[What to produce]: Which of the lines below mention the word "icon"? Pull each one out.

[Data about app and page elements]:
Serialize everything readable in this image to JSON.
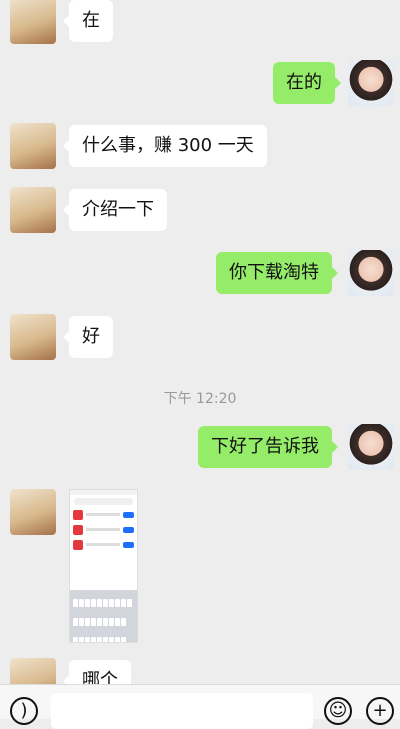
{
  "chat": {
    "messages": [
      {
        "id": "m1",
        "sender": "contact",
        "text": "在"
      },
      {
        "id": "m2",
        "sender": "me",
        "text": "在的"
      },
      {
        "id": "m3",
        "sender": "contact",
        "text": "什么事，赚 300 一天"
      },
      {
        "id": "m4",
        "sender": "contact",
        "text": "介绍一下"
      },
      {
        "id": "m5",
        "sender": "me",
        "text": "你下载淘特"
      },
      {
        "id": "m6",
        "sender": "contact",
        "text": "好"
      },
      {
        "id": "m7",
        "sender": "me",
        "text": "下好了告诉我"
      },
      {
        "id": "m8",
        "sender": "contact",
        "type": "image"
      },
      {
        "id": "m9",
        "sender": "contact",
        "text": "哪个"
      }
    ],
    "timestamp": "下午 12:20"
  },
  "input_bar": {
    "voice_icon": "voice-icon",
    "emoji_icon": "emoji-icon",
    "plus_icon": "plus-icon",
    "input_value": ""
  },
  "colors": {
    "background": "#ededed",
    "incoming_bubble": "#ffffff",
    "outgoing_bubble": "#95ec69",
    "timestamp_text": "#999999"
  }
}
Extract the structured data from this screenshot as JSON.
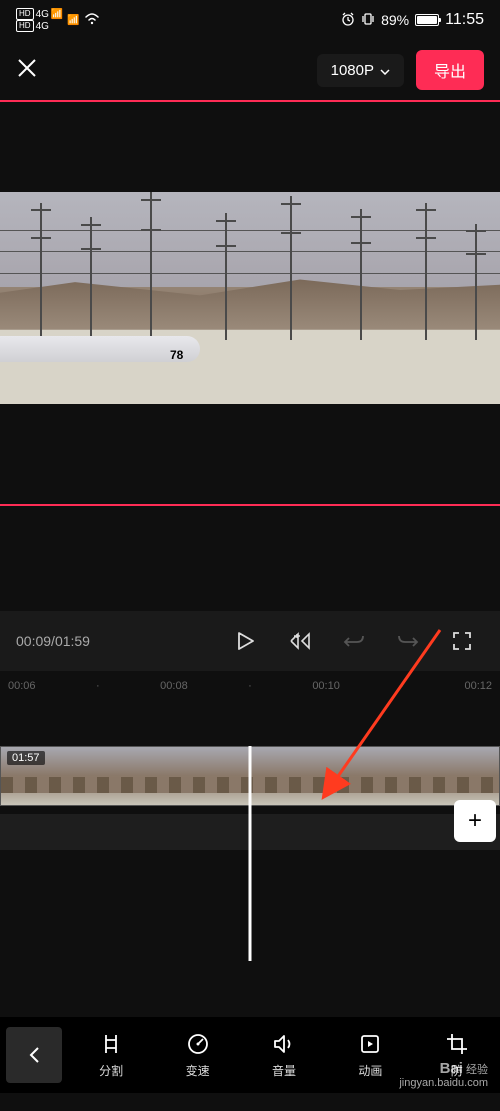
{
  "status": {
    "hd1": "HD",
    "hd2": "HD",
    "net1": "4G",
    "net2": "4G",
    "battery_pct": "89%",
    "time": "11:55"
  },
  "topbar": {
    "resolution": "1080P",
    "export": "导出"
  },
  "preview": {
    "train_number": "78"
  },
  "playback": {
    "current": "00:09",
    "total": "01:59",
    "sep": "/"
  },
  "ruler": {
    "t0": "00:06",
    "t1": "00:08",
    "t2": "00:10",
    "t3": "00:12",
    "dot": "·"
  },
  "timeline": {
    "clip_duration": "01:57",
    "add": "+"
  },
  "tools": {
    "split": "分割",
    "speed": "变速",
    "volume": "音量",
    "animation": "动画",
    "partial": "防"
  },
  "watermark": {
    "brand": "Bai",
    "brand2": "经验",
    "url": "jingyan.baidu.com"
  }
}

[Output below]:
    "voice_icon": "voice-icon",
    "emoji_icon": "emoji-icon",
    "plus_icon": "plus-icon",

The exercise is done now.